"Two things you learn in the banking business, the first is, concentration is bad. We now have 64 percent of deposits in eight institutions. The second rule is, your first loss is your best loss. Get it over with. Don't pump water in a dead fish." This from C. R. Cloutier, president of MidSouth Bank of Lafayette, LA., who also had a front seat in the savings and loan crisis. Today's Times.
And this from our separated at birth crisis:
Six years into Japan's economic collapse in the 1990s, instigated by a popped real estate bubble followed by a credit crisis, Heizo Takenaka was brought in to run the government's financial reforms. He was the first to fully expose the bad loans. The crisis could not hit bottom until he did so. He pushed back on bank presidents who thought they could take money and still run their old game. The previous reforms weren't working, the same ones we are trying here, low interest rates, fiscal stimulus, cash infusions and efforts to use government guarantees to lure private capital to buy bad assets, reminiscent of the Geitner/Summers plan.
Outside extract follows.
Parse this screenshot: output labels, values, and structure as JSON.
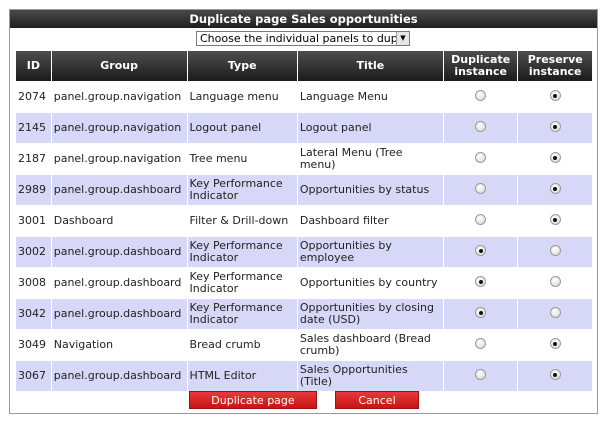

Takenaka's reforms, the only ones that actually made a difference, finally got Japan on a path to recovery: "Don't cover up. Don't distort principles. Follow the rules."
Instead, the Sirens (read AIG) keep enchanting our ship of state towards the rocky shoreline and we'll keep heading that way until Summers/Geitner stop listening to the sweet pleadings of CEOs from bankrupt financial institutions.